What you have to do:
The response has to be every entry, printed word for word.

☆ ☆ ☆ ☆

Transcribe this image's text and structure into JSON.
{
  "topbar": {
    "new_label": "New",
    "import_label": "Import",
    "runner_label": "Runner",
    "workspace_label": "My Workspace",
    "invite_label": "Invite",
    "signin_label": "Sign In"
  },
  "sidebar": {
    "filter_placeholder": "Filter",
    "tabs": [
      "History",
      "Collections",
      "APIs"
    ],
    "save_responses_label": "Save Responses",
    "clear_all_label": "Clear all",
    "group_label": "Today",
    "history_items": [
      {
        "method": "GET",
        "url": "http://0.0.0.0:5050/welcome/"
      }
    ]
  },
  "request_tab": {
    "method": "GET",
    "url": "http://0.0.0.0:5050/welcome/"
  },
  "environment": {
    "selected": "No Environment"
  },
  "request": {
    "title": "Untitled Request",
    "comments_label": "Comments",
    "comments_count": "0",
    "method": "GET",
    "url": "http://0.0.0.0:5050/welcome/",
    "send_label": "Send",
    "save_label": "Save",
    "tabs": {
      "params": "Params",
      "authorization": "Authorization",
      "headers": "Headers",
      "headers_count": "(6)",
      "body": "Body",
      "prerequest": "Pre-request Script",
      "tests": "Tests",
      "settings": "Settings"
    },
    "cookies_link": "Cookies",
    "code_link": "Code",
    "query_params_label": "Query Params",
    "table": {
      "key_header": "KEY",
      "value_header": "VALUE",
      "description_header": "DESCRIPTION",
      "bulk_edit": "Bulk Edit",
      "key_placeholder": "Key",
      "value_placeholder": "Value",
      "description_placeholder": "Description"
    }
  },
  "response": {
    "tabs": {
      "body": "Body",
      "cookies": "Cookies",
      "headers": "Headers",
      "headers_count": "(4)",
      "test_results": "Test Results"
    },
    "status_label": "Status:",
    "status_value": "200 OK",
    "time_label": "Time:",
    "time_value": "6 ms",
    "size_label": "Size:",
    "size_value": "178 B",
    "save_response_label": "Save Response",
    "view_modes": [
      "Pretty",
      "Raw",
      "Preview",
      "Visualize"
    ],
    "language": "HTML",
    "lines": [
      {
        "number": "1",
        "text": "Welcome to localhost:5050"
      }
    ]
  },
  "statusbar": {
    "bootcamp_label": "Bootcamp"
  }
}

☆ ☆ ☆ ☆

Output of the task:
Transcribe this image's text and structure into JSON.
{
  "topbar": {
    "new_label": "New",
    "import_label": "Import",
    "runner_label": "Runner",
    "workspace_label": "My Workspace",
    "invite_label": "Invite",
    "signin_label": "Sign In"
  },
  "sidebar": {
    "filter_placeholder": "Filter",
    "tabs": [
      "History",
      "Collections",
      "APIs"
    ],
    "save_responses_label": "Save Responses",
    "clear_all_label": "Clear all",
    "group_label": "Today",
    "history_items": [
      {
        "method": "GET",
        "url": "http://0.0.0.0:5050/welcome/"
      }
    ]
  },
  "request_tab": {
    "method": "GET",
    "url": "http://0.0.0.0:5050/welcome/"
  },
  "environment": {
    "selected": "No Environment"
  },
  "request": {
    "title": "Untitled Request",
    "comments_label": "Comments",
    "comments_count": "0",
    "method": "GET",
    "url": "http://0.0.0.0:5050/welcome/",
    "send_label": "Send",
    "save_label": "Save",
    "tabs": {
      "params": "Params",
      "authorization": "Authorization",
      "headers": "Headers",
      "headers_count": "(6)",
      "body": "Body",
      "prerequest": "Pre-request Script",
      "tests": "Tests",
      "settings": "Settings"
    },
    "cookies_link": "Cookies",
    "code_link": "Code",
    "query_params_label": "Query Params",
    "table": {
      "key_header": "KEY",
      "value_header": "VALUE",
      "description_header": "DESCRIPTION",
      "bulk_edit": "Bulk Edit",
      "key_placeholder": "Key",
      "value_placeholder": "Value",
      "description_placeholder": "Description"
    }
  },
  "response": {
    "tabs": {
      "body": "Body",
      "cookies": "Cookies",
      "headers": "Headers",
      "headers_count": "(4)",
      "test_results": "Test Results"
    },
    "status_label": "Status:",
    "status_value": "200 OK",
    "time_label": "Time:",
    "time_value": "6 ms",
    "size_label": "Size:",
    "size_value": "178 B",
    "save_response_label": "Save Response",
    "view_modes": [
      "Pretty",
      "Raw",
      "Preview",
      "Visualize"
    ],
    "language": "HTML",
    "lines": [
      {
        "number": "1",
        "text": "Welcome to localhost:5050"
      }
    ]
  },
  "statusbar": {
    "bootcamp_label": "Bootcamp"
  }
}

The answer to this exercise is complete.